#### Problem to solve:
Gather each line in the entries that includes the string "likes".

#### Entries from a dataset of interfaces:

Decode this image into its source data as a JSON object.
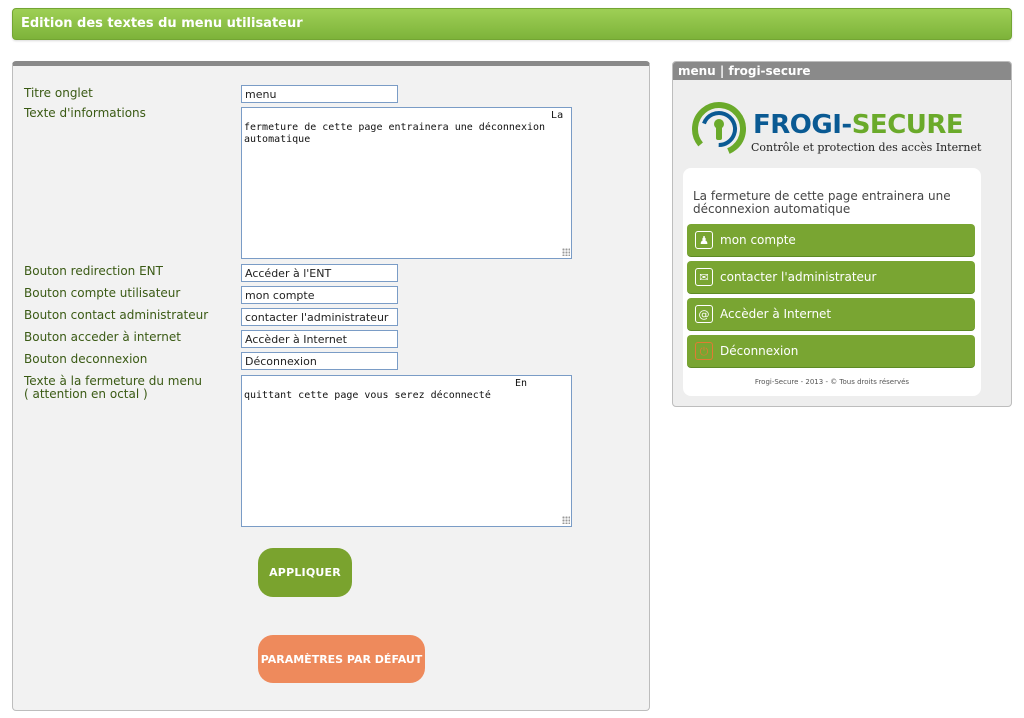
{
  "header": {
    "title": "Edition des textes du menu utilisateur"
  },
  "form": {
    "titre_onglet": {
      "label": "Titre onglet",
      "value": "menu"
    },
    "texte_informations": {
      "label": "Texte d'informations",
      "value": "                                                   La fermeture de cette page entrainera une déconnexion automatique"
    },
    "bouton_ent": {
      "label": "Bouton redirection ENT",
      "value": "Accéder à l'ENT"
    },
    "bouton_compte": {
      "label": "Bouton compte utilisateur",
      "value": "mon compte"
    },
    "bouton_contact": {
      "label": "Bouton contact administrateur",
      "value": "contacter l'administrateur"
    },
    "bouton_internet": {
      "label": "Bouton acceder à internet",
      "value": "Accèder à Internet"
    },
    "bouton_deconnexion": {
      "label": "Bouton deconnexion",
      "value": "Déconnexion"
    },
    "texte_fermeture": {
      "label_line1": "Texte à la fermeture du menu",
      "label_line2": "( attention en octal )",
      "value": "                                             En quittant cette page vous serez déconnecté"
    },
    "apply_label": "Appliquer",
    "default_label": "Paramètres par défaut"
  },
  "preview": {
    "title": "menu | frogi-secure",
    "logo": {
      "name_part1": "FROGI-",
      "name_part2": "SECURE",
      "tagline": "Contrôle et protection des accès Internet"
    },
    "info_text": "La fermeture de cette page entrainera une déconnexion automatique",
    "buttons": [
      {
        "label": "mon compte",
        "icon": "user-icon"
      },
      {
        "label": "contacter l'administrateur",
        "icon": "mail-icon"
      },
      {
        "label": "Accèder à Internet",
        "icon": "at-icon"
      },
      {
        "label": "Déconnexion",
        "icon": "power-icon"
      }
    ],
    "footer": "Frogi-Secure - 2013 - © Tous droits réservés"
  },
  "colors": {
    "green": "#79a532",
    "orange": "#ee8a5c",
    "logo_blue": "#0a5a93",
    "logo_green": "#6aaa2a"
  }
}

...

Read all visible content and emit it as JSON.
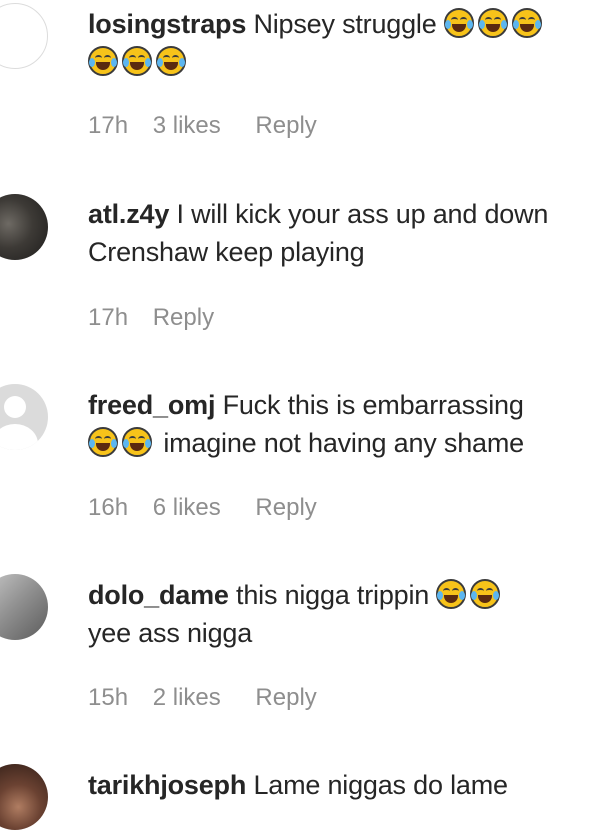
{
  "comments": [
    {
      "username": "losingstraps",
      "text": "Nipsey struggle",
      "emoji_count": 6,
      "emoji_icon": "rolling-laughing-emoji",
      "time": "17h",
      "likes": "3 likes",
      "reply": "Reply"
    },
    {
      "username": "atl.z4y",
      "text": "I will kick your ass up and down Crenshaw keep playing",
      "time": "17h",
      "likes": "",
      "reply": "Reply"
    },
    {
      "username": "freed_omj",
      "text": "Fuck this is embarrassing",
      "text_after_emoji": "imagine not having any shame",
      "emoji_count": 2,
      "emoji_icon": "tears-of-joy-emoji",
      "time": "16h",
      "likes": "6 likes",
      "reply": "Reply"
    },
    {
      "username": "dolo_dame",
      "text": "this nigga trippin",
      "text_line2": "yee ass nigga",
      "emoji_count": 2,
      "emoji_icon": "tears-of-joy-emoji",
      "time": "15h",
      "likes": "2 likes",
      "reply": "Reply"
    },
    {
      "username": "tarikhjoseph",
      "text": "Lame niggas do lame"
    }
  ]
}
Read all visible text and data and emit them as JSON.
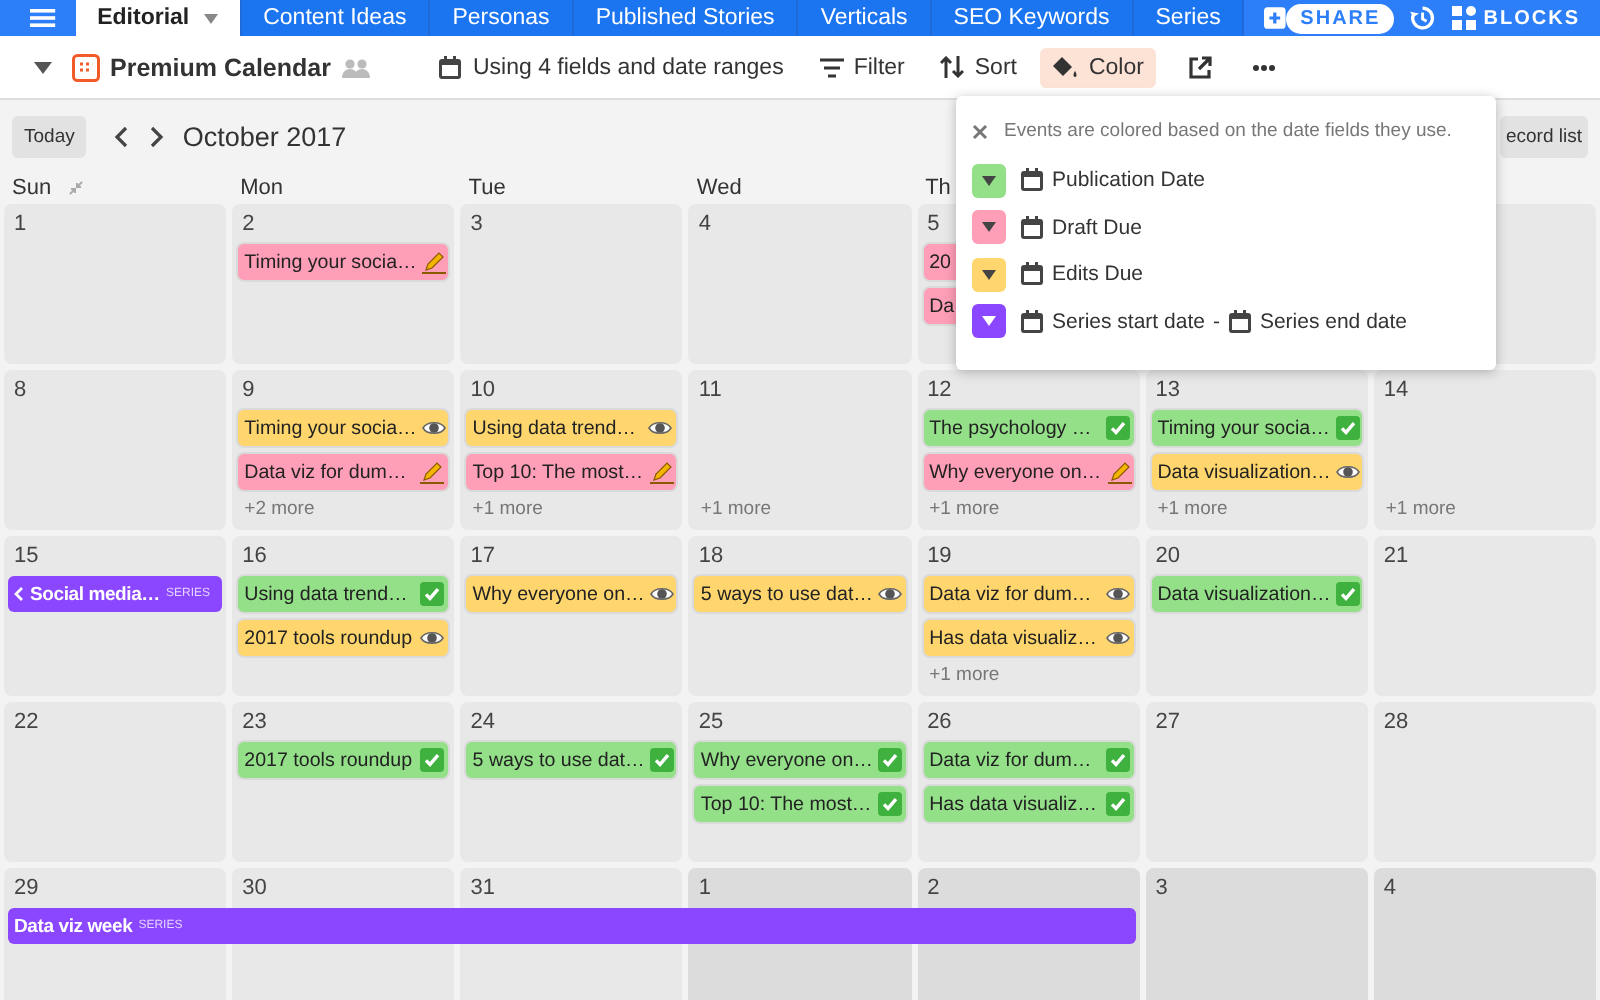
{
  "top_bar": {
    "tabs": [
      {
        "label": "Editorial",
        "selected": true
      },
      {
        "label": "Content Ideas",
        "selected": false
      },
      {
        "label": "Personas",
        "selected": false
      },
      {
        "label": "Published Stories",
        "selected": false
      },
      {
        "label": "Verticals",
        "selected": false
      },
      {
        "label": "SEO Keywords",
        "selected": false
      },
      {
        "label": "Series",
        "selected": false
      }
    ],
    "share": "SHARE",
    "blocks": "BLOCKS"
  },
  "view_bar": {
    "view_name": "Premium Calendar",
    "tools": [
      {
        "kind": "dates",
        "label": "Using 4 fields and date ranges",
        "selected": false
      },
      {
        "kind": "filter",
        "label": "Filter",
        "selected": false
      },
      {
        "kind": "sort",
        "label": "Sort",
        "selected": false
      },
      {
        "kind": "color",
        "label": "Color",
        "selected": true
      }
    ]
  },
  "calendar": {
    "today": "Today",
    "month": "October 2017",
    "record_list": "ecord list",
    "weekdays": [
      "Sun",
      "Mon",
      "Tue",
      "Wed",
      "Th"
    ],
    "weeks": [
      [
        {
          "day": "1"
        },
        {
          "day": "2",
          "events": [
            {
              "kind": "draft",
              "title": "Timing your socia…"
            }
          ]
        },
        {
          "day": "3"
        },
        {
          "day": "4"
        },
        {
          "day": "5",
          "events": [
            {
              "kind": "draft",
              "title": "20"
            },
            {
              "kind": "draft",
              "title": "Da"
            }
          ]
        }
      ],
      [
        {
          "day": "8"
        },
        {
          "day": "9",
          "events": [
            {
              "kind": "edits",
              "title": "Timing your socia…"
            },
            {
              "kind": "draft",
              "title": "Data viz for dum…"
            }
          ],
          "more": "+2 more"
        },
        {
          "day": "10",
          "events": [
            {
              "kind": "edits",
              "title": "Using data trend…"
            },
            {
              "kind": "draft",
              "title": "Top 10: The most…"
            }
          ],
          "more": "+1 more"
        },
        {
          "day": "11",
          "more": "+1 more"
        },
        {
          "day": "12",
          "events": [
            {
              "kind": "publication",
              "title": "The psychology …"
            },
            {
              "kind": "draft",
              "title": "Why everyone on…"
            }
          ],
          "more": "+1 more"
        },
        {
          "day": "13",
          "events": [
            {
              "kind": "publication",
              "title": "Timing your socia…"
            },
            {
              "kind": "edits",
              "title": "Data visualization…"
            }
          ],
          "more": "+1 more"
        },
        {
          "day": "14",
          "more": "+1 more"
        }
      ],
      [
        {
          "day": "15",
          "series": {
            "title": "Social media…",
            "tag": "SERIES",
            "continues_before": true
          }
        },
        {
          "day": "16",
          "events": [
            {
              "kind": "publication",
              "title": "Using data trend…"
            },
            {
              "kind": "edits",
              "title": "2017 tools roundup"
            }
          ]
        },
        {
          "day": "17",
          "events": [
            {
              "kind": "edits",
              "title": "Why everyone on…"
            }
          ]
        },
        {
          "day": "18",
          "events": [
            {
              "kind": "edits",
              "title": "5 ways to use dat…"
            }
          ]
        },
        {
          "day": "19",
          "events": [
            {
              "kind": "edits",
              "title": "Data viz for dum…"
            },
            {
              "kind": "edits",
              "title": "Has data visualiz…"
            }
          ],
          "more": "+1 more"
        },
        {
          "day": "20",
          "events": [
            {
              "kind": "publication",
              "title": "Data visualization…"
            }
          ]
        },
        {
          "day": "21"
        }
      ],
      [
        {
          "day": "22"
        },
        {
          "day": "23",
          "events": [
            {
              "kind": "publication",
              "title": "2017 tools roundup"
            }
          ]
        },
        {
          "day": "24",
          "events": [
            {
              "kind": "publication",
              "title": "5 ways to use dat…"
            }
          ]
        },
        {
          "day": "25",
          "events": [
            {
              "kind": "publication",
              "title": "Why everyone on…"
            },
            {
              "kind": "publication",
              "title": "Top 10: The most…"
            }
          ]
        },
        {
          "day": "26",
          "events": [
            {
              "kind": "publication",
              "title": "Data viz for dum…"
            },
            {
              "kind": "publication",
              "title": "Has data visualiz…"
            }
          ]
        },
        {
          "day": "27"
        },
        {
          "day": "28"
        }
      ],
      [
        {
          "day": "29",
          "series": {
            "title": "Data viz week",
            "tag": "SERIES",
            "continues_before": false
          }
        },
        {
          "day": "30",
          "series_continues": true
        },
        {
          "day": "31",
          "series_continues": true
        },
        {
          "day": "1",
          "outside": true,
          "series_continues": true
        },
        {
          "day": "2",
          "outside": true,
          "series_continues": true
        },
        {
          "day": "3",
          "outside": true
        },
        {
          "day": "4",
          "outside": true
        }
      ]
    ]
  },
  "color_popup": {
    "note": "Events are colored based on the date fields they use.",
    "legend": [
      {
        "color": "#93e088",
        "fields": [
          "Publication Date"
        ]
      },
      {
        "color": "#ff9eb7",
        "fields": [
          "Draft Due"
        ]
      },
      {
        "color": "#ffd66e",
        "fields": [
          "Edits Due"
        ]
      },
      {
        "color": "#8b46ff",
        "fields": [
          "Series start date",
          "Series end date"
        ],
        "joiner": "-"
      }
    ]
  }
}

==

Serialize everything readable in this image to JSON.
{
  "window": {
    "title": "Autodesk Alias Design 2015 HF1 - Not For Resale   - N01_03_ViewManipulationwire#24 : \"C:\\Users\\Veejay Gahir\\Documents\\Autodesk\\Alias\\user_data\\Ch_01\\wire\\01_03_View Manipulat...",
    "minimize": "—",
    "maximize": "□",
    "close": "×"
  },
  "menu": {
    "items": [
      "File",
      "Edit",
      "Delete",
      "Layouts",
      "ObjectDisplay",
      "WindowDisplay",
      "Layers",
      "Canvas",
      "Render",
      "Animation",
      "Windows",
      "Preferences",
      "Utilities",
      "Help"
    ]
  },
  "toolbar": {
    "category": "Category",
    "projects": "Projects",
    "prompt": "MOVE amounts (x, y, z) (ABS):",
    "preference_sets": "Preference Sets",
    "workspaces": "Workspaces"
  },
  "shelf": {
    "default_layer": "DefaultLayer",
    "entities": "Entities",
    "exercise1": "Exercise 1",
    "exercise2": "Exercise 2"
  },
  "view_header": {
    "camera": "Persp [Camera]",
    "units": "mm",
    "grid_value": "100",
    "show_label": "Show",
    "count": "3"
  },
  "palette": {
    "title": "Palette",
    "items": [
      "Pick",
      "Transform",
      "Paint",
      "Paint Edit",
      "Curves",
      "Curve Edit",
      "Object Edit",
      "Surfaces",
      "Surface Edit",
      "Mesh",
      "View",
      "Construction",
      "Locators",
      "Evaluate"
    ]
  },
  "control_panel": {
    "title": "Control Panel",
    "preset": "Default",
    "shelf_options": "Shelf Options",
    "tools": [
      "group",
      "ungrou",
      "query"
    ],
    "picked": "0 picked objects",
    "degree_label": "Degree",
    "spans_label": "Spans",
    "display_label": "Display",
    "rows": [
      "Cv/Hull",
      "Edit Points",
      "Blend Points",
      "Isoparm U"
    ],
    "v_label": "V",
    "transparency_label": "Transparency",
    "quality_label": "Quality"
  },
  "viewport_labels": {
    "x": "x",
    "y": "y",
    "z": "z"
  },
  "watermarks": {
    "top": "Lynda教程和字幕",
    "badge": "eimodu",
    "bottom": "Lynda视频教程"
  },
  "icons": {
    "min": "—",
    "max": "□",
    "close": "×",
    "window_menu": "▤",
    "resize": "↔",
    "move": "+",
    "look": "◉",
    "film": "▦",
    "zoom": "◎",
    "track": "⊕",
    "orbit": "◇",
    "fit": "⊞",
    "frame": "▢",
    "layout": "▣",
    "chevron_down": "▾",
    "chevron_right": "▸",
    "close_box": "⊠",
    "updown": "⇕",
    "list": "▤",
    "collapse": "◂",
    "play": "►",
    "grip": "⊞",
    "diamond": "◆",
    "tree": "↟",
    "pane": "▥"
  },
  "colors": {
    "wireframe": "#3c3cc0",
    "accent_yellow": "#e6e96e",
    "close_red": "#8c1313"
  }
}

#### Output for this task:
      "likes": "3 likes",
      "likes": "",
      "likes": "6 likes",
      "likes": "2 likes",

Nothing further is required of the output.